### Directions:
All of the data must be output without alteration.

### Records for the exercise:

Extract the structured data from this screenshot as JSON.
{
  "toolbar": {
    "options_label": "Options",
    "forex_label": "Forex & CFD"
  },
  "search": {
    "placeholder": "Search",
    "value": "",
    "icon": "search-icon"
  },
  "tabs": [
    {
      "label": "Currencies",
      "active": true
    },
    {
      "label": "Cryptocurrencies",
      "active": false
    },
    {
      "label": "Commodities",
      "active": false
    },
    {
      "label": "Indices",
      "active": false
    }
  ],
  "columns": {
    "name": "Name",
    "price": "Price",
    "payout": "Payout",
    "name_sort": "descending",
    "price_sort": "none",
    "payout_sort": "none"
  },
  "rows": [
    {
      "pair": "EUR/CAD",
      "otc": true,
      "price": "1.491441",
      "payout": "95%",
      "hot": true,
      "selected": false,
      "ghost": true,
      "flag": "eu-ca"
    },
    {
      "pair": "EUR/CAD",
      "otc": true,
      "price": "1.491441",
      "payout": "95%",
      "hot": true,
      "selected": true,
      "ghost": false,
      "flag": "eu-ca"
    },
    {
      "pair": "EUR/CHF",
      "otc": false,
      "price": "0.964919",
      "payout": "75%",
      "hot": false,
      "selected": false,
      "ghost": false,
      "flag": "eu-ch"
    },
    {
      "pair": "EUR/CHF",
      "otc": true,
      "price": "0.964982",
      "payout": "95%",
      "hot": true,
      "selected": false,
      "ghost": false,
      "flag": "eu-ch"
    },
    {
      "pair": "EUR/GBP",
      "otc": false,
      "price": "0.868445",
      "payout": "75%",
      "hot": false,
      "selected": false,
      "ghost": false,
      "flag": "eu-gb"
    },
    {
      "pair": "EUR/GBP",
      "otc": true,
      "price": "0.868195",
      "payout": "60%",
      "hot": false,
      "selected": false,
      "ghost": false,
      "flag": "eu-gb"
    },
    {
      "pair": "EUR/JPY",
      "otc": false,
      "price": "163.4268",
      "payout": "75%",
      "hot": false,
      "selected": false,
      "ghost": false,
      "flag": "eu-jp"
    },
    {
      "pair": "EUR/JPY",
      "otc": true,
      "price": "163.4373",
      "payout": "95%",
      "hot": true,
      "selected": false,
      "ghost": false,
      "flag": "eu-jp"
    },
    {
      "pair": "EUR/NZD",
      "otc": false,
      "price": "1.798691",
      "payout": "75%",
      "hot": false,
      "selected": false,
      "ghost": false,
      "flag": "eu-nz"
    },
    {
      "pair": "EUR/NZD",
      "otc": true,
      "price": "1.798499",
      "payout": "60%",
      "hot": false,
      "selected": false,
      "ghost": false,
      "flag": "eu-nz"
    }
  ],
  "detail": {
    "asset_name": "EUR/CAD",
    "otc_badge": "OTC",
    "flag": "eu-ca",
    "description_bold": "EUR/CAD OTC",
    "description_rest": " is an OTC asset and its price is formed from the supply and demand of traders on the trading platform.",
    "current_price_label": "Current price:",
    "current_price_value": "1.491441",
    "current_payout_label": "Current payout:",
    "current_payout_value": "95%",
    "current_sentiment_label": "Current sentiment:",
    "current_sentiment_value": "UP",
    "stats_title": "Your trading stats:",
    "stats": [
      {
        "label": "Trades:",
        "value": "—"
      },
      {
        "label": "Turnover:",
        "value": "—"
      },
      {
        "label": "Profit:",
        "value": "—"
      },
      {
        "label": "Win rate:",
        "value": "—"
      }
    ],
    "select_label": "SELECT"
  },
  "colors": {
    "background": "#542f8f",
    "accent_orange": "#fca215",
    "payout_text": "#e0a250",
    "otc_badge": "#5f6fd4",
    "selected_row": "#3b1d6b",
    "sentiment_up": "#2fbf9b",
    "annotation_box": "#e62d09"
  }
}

### Exercise output:
Extract the structured data from this screenshot as JSON.
{
  "toolbar": {
    "options_label": "Options",
    "forex_label": "Forex & CFD"
  },
  "search": {
    "placeholder": "Search",
    "value": "",
    "icon": "search-icon"
  },
  "tabs": [
    {
      "label": "Currencies",
      "active": true
    },
    {
      "label": "Cryptocurrencies",
      "active": false
    },
    {
      "label": "Commodities",
      "active": false
    },
    {
      "label": "Indices",
      "active": false
    }
  ],
  "columns": {
    "name": "Name",
    "price": "Price",
    "payout": "Payout",
    "name_sort": "descending",
    "price_sort": "none",
    "payout_sort": "none"
  },
  "rows": [
    {
      "pair": "EUR/CAD",
      "otc": true,
      "price": "1.491441",
      "payout": "95%",
      "hot": true,
      "selected": false,
      "ghost": true,
      "flag": "eu-ca"
    },
    {
      "pair": "EUR/CAD",
      "otc": true,
      "price": "1.491441",
      "payout": "95%",
      "hot": true,
      "selected": true,
      "ghost": false,
      "flag": "eu-ca"
    },
    {
      "pair": "EUR/CHF",
      "otc": false,
      "price": "0.964919",
      "payout": "75%",
      "hot": false,
      "selected": false,
      "ghost": false,
      "flag": "eu-ch"
    },
    {
      "pair": "EUR/CHF",
      "otc": true,
      "price": "0.964982",
      "payout": "95%",
      "hot": true,
      "selected": false,
      "ghost": false,
      "flag": "eu-ch"
    },
    {
      "pair": "EUR/GBP",
      "otc": false,
      "price": "0.868445",
      "payout": "75%",
      "hot": false,
      "selected": false,
      "ghost": false,
      "flag": "eu-gb"
    },
    {
      "pair": "EUR/GBP",
      "otc": true,
      "price": "0.868195",
      "payout": "60%",
      "hot": false,
      "selected": false,
      "ghost": false,
      "flag": "eu-gb"
    },
    {
      "pair": "EUR/JPY",
      "otc": false,
      "price": "163.4268",
      "payout": "75%",
      "hot": false,
      "selected": false,
      "ghost": false,
      "flag": "eu-jp"
    },
    {
      "pair": "EUR/JPY",
      "otc": true,
      "price": "163.4373",
      "payout": "95%",
      "hot": true,
      "selected": false,
      "ghost": false,
      "flag": "eu-jp"
    },
    {
      "pair": "EUR/NZD",
      "otc": false,
      "price": "1.798691",
      "payout": "75%",
      "hot": false,
      "selected": false,
      "ghost": false,
      "flag": "eu-nz"
    },
    {
      "pair": "EUR/NZD",
      "otc": true,
      "price": "1.798499",
      "payout": "60%",
      "hot": false,
      "selected": false,
      "ghost": false,
      "flag": "eu-nz"
    }
  ],
  "detail": {
    "asset_name": "EUR/CAD",
    "otc_badge": "OTC",
    "flag": "eu-ca",
    "description_bold": "EUR/CAD OTC",
    "description_rest": " is an OTC asset and its price is formed from the supply and demand of traders on the trading platform.",
    "current_price_label": "Current price:",
    "current_price_value": "1.491441",
    "current_payout_label": "Current payout:",
    "current_payout_value": "95%",
    "current_sentiment_label": "Current sentiment:",
    "current_sentiment_value": "UP",
    "stats_title": "Your trading stats:",
    "stats": [
      {
        "label": "Trades:",
        "value": "—"
      },
      {
        "label": "Turnover:",
        "value": "—"
      },
      {
        "label": "Profit:",
        "value": "—"
      },
      {
        "label": "Win rate:",
        "value": "—"
      }
    ],
    "select_label": "SELECT"
  },
  "colors": {
    "background": "#542f8f",
    "accent_orange": "#fca215",
    "payout_text": "#e0a250",
    "otc_badge": "#5f6fd4",
    "selected_row": "#3b1d6b",
    "sentiment_up": "#2fbf9b",
    "annotation_box": "#e62d09"
  }
}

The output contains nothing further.